■ BRIEF:
Search the records below for the word "mysql" and show every line where it occurs.

App and web page records:

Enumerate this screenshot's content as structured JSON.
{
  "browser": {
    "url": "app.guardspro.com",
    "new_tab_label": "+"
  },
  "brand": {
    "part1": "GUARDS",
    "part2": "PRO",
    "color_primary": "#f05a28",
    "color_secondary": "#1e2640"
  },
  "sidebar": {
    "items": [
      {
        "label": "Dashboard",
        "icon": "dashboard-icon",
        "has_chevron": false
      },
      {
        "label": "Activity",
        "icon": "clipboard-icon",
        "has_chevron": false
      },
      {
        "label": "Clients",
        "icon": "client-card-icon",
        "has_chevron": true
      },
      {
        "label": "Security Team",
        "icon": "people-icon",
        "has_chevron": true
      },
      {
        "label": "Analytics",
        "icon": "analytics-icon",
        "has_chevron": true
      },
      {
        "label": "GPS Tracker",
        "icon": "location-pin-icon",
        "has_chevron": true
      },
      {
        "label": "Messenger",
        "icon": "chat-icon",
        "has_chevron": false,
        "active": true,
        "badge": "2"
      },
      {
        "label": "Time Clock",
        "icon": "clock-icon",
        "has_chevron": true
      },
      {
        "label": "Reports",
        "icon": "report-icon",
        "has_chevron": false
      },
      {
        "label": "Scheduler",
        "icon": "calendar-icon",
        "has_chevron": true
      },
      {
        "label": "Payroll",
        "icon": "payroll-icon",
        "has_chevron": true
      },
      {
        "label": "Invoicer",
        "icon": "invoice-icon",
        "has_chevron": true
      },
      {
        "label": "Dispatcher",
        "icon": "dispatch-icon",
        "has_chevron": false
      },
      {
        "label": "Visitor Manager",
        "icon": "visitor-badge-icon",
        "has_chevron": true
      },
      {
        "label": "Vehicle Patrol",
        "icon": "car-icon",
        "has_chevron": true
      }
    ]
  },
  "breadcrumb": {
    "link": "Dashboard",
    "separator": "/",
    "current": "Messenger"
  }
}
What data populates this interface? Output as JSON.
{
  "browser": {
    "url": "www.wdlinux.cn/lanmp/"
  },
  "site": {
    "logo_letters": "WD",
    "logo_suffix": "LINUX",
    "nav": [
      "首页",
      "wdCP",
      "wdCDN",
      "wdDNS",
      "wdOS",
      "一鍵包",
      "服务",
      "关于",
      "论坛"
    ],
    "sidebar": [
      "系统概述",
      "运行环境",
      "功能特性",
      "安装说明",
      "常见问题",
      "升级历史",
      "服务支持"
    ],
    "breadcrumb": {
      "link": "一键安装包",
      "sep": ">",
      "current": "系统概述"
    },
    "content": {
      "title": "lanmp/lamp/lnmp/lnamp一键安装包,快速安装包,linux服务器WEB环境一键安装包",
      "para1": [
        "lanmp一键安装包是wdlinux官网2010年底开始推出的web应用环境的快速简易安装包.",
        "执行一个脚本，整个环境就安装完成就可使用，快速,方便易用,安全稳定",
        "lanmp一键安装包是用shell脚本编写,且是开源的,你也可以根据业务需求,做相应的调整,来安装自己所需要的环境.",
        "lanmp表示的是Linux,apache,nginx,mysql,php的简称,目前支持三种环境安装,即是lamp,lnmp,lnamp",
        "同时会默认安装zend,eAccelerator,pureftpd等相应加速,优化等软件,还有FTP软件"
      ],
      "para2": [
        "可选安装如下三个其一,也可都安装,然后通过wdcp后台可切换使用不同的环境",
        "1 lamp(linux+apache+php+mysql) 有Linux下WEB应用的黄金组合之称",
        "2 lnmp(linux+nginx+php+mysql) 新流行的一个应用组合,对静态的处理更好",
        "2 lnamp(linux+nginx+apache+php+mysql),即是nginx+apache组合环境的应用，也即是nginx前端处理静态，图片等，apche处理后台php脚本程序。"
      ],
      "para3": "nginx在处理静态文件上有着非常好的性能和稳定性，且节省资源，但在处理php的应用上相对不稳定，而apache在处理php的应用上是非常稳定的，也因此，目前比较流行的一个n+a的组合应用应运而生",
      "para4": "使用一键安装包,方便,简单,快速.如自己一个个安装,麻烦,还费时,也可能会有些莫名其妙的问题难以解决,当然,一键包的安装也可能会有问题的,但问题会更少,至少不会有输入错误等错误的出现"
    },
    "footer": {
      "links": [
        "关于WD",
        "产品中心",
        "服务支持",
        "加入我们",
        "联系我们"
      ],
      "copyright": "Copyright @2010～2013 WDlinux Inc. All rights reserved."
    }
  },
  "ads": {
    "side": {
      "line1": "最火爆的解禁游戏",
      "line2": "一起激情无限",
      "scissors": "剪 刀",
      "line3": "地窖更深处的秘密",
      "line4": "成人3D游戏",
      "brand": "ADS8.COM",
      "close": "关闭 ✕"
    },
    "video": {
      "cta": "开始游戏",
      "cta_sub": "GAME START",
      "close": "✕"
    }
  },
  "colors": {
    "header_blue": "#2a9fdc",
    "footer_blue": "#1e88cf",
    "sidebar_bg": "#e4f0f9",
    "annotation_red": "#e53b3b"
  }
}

■ SOLVED EXERCISE:
        "lanmp表示的是Linux,apache,nginx,mysql,php的简称,目前支持三种环境安装,即是lamp,lnmp,lnamp",
        "1 lamp(linux+apache+php+mysql) 有Linux下WEB应用的黄金组合之称",
        "2 lnmp(linux+nginx+php+mysql) 新流行的一个应用组合,对静态的处理更好",
        "2 lnamp(linux+nginx+apache+php+mysql),即是nginx+apache组合环境的应用，也即是nginx前端处理静态，图片等，apche处理后台php脚本程序。"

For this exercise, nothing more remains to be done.